Helping communities connect digitally | New
Adopting broadband has the potential to stimulate economic growth and the quality of life of a community. But in much of Missouri, especially in rural areas, high-bandwidth wired lines to connect households and businesses do not exist.
Helping more Missouri communities connect digitally was the topic of a recent webinar hosted by the University of Missouri System Broadband Initiative team.
The team announced the Digitally Connected Communities Guide, a collection of resources designed to help communities create action plans to expand broadband access. The guide includes informational videos, an internet speed test, and data and mapping tools to identify funding needs, assets, and opportunities.
MU Extension faculty will work with stakeholder groups in selected communities this fall to facilitate their progress through an online course based on the guide. Community extension teachers will be able to connect stakeholders with external resources and expertise. The process described in the guide results in a written proposal to expand broadband access through public-private partnerships.
Participant groups have not yet been identified, but they could range from entire counties to unincorporated communities, said Marc McCarty, an assistant professor of law at the University of Missouri-Kansas City and a member of the broadband initiative team.
A community-driven process is essential, says Alan Spell, assistant professor of extension in agricultural and applied economics. Even with significant public funding, Internet service providers will not extend physical infrastructure to unserved communities if they do not believe they will have the customers to make it profitable.
“There are a lot of moving parts that have to come together,” says Spell.
Spell is co-author of “Economic Benefits of Expanding Broadband in Select Missouri Counties,” written with Sarah Low, director of Exceed, MU Extension’s regional economic and entrepreneurial development program. The new report projects the 10-year economic impact of expanded broadband adoption in three Missouri counties: Bollinger, Henry and Nodaway, which represent a range of population sizes and existing levels of broadband access.
In Bollinger County, southeast Missouri, only about one in five households has fixed-line broadband access, as defined by the Federal Communications Commission. (The FCC defines broadband as download speeds of at least 25 megabits per second and download speeds of at least 3Mbps.)
Increasing broadband adoption in the county by 20 percentage points could increase annual GDP (gross domestic product) growth by 64% from 2014-2019 levels, representing a gain of $ 23 million in 10 years, Spell said.
McCarty noted during the webinar that these economic benefits would not materialize if people only used broadband to stream movies and play games online.
Of course, there’s nothing wrong with using broadband for movies and games, Spell says, and having broadband-based entertainment can make a community more engaging. But the gains in terms of job growth, income and GDP come from applications such as telemedicine and expanded opportunities related to education, employment and business, he said. Most of these benefits will emerge gradually, although the construction of physical infrastructure will produce immediate temporary gains in construction jobs and related economic activity.

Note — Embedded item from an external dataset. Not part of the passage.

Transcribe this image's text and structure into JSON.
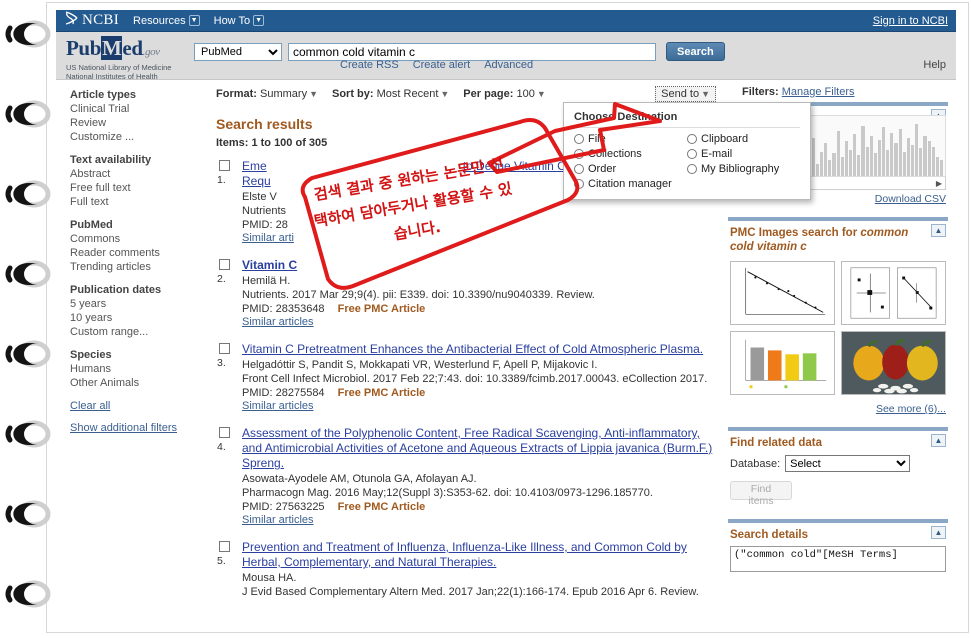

The Exceed team also published “Broadband Technologies: A Primer on Access and Solutions”, an eight-page non-technical overview for community stakeholders.
For more than 100 years, the University of Missouri Extension has extended academic knowledge beyond the campus to all counties in the state. In doing so, extension has strengthened families, businesses and communities. MU extension news: extension.missouri.edu/nouvelles